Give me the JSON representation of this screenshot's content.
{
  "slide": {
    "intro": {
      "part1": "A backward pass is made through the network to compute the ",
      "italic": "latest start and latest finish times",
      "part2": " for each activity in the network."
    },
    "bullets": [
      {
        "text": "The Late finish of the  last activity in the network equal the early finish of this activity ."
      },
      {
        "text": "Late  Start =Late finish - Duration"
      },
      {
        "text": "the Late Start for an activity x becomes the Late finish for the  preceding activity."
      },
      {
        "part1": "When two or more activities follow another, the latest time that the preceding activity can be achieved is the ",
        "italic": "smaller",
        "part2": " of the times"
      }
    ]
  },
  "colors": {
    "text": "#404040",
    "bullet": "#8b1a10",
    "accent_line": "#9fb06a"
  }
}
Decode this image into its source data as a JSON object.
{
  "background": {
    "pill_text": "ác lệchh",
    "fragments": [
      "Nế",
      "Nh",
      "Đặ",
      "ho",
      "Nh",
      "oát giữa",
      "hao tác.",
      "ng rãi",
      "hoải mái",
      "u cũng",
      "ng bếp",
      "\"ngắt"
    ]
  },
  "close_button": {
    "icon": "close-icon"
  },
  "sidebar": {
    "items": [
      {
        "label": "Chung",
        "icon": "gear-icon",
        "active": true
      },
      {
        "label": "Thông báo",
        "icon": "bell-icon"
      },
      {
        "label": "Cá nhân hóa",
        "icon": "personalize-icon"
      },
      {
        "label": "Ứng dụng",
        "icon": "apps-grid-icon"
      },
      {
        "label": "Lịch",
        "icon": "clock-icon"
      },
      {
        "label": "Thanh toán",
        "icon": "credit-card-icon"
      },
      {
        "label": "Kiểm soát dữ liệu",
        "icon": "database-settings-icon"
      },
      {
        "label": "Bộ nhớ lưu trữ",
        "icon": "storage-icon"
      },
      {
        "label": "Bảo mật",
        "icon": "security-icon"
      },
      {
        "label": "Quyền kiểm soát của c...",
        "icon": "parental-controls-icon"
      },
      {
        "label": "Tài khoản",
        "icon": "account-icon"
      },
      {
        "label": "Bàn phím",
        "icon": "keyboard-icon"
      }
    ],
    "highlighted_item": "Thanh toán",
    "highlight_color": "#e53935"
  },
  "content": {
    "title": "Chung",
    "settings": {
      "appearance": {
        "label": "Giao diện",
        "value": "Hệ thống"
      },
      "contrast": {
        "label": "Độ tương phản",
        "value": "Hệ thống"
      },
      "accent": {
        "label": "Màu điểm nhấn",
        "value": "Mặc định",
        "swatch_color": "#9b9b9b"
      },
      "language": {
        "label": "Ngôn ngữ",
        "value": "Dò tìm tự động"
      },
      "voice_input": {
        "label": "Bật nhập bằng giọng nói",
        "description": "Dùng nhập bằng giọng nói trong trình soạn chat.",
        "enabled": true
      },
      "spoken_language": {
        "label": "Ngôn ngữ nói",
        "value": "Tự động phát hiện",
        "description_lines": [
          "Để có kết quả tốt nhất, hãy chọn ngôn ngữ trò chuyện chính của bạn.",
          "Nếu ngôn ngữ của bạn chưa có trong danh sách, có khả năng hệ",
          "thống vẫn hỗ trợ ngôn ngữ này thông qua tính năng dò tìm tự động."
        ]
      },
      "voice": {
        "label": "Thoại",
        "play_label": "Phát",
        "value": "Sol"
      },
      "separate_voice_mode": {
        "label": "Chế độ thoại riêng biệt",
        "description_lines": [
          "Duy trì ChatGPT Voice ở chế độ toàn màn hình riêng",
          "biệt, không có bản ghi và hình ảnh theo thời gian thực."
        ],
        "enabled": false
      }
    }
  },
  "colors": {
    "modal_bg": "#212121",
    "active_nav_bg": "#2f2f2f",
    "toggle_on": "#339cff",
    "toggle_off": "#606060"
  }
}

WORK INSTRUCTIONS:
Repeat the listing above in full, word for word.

ANSWER SPACE:
Give me the JSON representation of this screenshot's content.
{
  "slide": {
    "intro": {
      "part1": "A backward pass is made through the network to compute the ",
      "italic": "latest start and latest finish times",
      "part2": " for each activity in the network."
    },
    "bullets": [
      {
        "text": "The Late finish of the  last activity in the network equal the early finish of this activity ."
      },
      {
        "text": "Late  Start =Late finish - Duration"
      },
      {
        "text": "the Late Start for an activity x becomes the Late finish for the  preceding activity."
      },
      {
        "part1": "When two or more activities follow another, the latest time that the preceding activity can be achieved is the ",
        "italic": "smaller",
        "part2": " of the times"
      }
    ]
  },
  "colors": {
    "text": "#404040",
    "bullet": "#8b1a10",
    "accent_line": "#9fb06a"
  }
}
Decode this image into its source data as a JSON object.
{
  "background": {
    "pill_text": "ác lệchh",
    "fragments": [
      "Nế",
      "Nh",
      "Đặ",
      "ho",
      "Nh",
      "oát giữa",
      "hao tác.",
      "ng rãi",
      "hoải mái",
      "u cũng",
      "ng bếp",
      "\"ngắt"
    ]
  },
  "close_button": {
    "icon": "close-icon"
  },
  "sidebar": {
    "items": [
      {
        "label": "Chung",
        "icon": "gear-icon",
        "active": true
      },
      {
        "label": "Thông báo",
        "icon": "bell-icon"
      },
      {
        "label": "Cá nhân hóa",
        "icon": "personalize-icon"
      },
      {
        "label": "Ứng dụng",
        "icon": "apps-grid-icon"
      },
      {
        "label": "Lịch",
        "icon": "clock-icon"
      },
      {
        "label": "Thanh toán",
        "icon": "credit-card-icon"
      },
      {
        "label": "Kiểm soát dữ liệu",
        "icon": "database-settings-icon"
      },
      {
        "label": "Bộ nhớ lưu trữ",
        "icon": "storage-icon"
      },
      {
        "label": "Bảo mật",
        "icon": "security-icon"
      },
      {
        "label": "Quyền kiểm soát của c...",
        "icon": "parental-controls-icon"
      },
      {
        "label": "Tài khoản",
        "icon": "account-icon"
      },
      {
        "label": "Bàn phím",
        "icon": "keyboard-icon"
      }
    ],
    "highlighted_item": "Thanh toán",
    "highlight_color": "#e53935"
  },
  "content": {
    "title": "Chung",
    "settings": {
      "appearance": {
        "label": "Giao diện",
        "value": "Hệ thống"
      },
      "contrast": {
        "label": "Độ tương phản",
        "value": "Hệ thống"
      },
      "accent": {
        "label": "Màu điểm nhấn",
        "value": "Mặc định",
        "swatch_color": "#9b9b9b"
      },
      "language": {
        "label": "Ngôn ngữ",
        "value": "Dò tìm tự động"
      },
      "voice_input": {
        "label": "Bật nhập bằng giọng nói",
        "description": "Dùng nhập bằng giọng nói trong trình soạn chat.",
        "enabled": true
      },
      "spoken_language": {
        "label": "Ngôn ngữ nói",
        "value": "Tự động phát hiện",
        "description_lines": [
          "Để có kết quả tốt nhất, hãy chọn ngôn ngữ trò chuyện chính của bạn.",
          "Nếu ngôn ngữ của bạn chưa có trong danh sách, có khả năng hệ",
          "thống vẫn hỗ trợ ngôn ngữ này thông qua tính năng dò tìm tự động."
        ]
      },
      "voice": {
        "label": "Thoại",
        "play_label": "Phát",
        "value": "Sol"
      },
      "separate_voice_mode": {
        "label": "Chế độ thoại riêng biệt",
        "description_lines": [
          "Duy trì ChatGPT Voice ở chế độ toàn màn hình riêng",
          "biệt, không có bản ghi và hình ảnh theo thời gian thực."
        ],
        "enabled": false
      }
    }
  },
  "colors": {
    "modal_bg": "#212121",
    "active_nav_bg": "#2f2f2f",
    "toggle_on": "#339cff",
    "toggle_off": "#606060"
  }
}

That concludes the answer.